RIM is expected to unveil its latest smartphone next week at an event in New York City showing both a pair of handsets as well as its latest iteration of its operating system as the company seeks to halt the strong sales and user erosion that it has experienced in the past two years as new generations of smartphones have soared past it in popularity and sales.

The BlackBerry has long been viewed as a solid enterprise tool but was sadly lacking in apps and features that would help it expand out of its business centric sales, but this deal could be the start of a major change in that perspective.

Queue At Bat, one of the most popular apps available for smartphones, and one that seems to be the top app for some time for iPhone users. While pricing and availability details are not yet available, has said that the 2013 version will be available by Opening Day, or rather Opening Night, March 31, 2013.

At Bat is the official mobile app for Major League Baseball and has a huge array of features ranging from Winter Meetings news to analysis of what clubs are doing. Roster information, game scores, both this year and last are available as well as watching games and even for premium members, viewing classic games that are in baseball’s archives.
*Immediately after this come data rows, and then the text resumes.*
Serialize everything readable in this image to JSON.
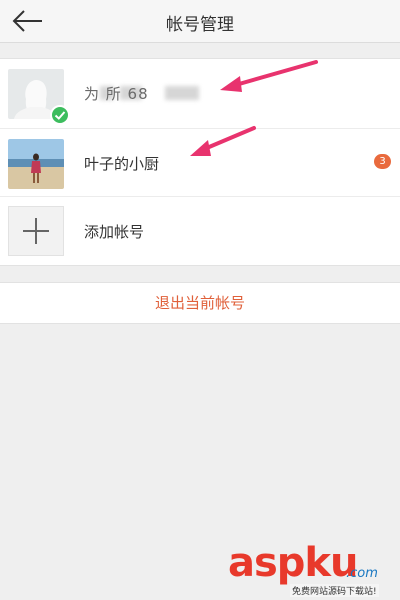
{
  "header": {
    "title": "帐号管理"
  },
  "accounts": [
    {
      "name": "为  所  68",
      "active": true,
      "badge": ""
    },
    {
      "name": "叶子的小厨",
      "active": false,
      "badge": "3"
    }
  ],
  "add_account_label": "添加帐号",
  "logout_label": "退出当前帐号",
  "icons": {
    "back": "back-arrow-icon",
    "check": "check-icon",
    "add": "plus-icon"
  },
  "colors": {
    "accent": "#e0603a",
    "badge": "#e96a3d",
    "check": "#3dbd5e",
    "annotation_arrow": "#e8336e"
  },
  "watermark": {
    "brand": "aspku",
    "domain": ".com",
    "subtitle": "免费网站源码下载站!"
  }
}
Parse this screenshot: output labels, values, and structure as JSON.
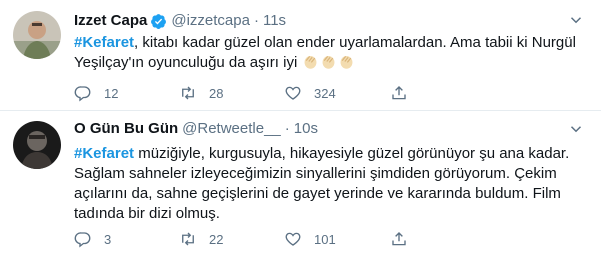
{
  "tweets": [
    {
      "name": "Izzet Capa",
      "verified": true,
      "handle": "@izzetcapa",
      "time": "11s",
      "hashtag": "#Kefaret",
      "text": ", kitabı kadar güzel olan ender uyarlamalardan. Ama tabii ki Nurgül Yeşilçay'ın oyunculuğu da aşırı iyi",
      "emoji": "clapping-hands x3",
      "replies": "12",
      "retweets": "28",
      "likes": "324"
    },
    {
      "name": "O Gün Bu Gün",
      "verified": false,
      "handle": "@Retweetle__",
      "time": "10s",
      "hashtag": "#Kefaret",
      "text": " müziğiyle, kurgusuyla, hikayesiyle güzel görünüyor şu ana kadar. Sağlam sahneler izleyeceğimizin sinyallerini şimdiden görüyorum. Çekim açılarını da, sahne geçişlerini de gayet yerinde ve kararında buldum. Film tadında bir dizi olmuş.",
      "replies": "3",
      "retweets": "22",
      "likes": "101"
    }
  ],
  "separator": "·",
  "colors": {
    "hashtag": "#1b95e0",
    "secondary_text": "#5b7083",
    "verified": "#1da1f2",
    "divider": "#e6ecf0"
  },
  "icons": [
    "verified-badge-icon",
    "chevron-down-icon",
    "reply-icon",
    "retweet-icon",
    "like-icon",
    "share-icon",
    "clapping-hands-icon"
  ]
}
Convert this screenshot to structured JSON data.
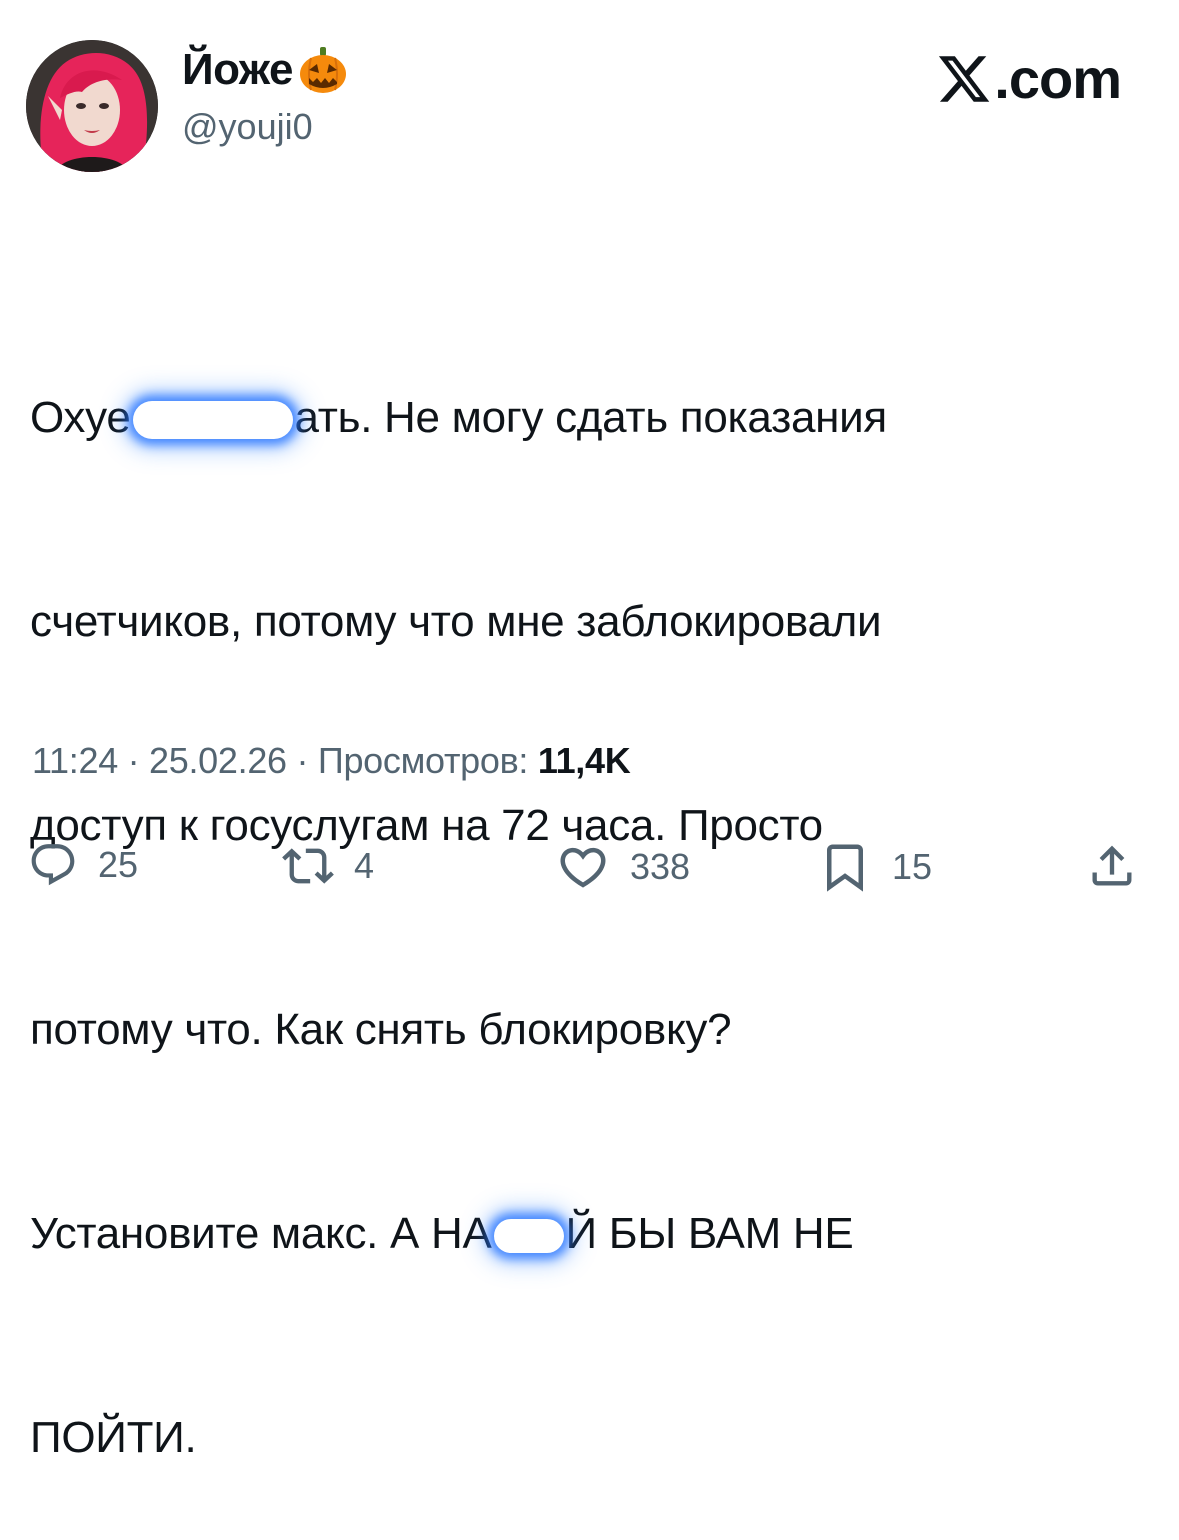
{
  "author": {
    "name": "Йоже",
    "handle": "@youji0",
    "badge_icon": "jack-o-lantern-icon"
  },
  "brand": {
    "label": ".com",
    "icon": "x-logo-icon"
  },
  "tweet": {
    "line1_a": "Охуе",
    "line1_b": "ать. Не могу сдать показания",
    "line2": "счетчиков, потому что мне заблокировали",
    "line3": "доступ к госуслугам на 72 часа. Просто",
    "line4": "потому что. Как снять блокировку?",
    "line5_a": "Установите макс. А НА",
    "line5_b": "Й БЫ ВАМ НЕ",
    "line6": "ПОЙТИ."
  },
  "meta": {
    "time": "11:24",
    "date": "25.02.26",
    "views_label": "Просмотров:",
    "views_value": "11,4K",
    "separator": "·"
  },
  "actions": {
    "replies": "25",
    "reposts": "4",
    "likes": "338",
    "bookmarks": "15"
  },
  "colors": {
    "text": "#0f1419",
    "secondary": "#536471",
    "censor_glow": "#1e6eff",
    "hair": "#e8285a"
  }
}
This is a strong move for RIM and should help it gain at least some credence in the consumer market space, helping break down the barrier from the enterprise into the bigger overall market. It will be interesting to see what other apps are available at announcement because even as popular as this one is, there is a lot of room for growth in this space by the company.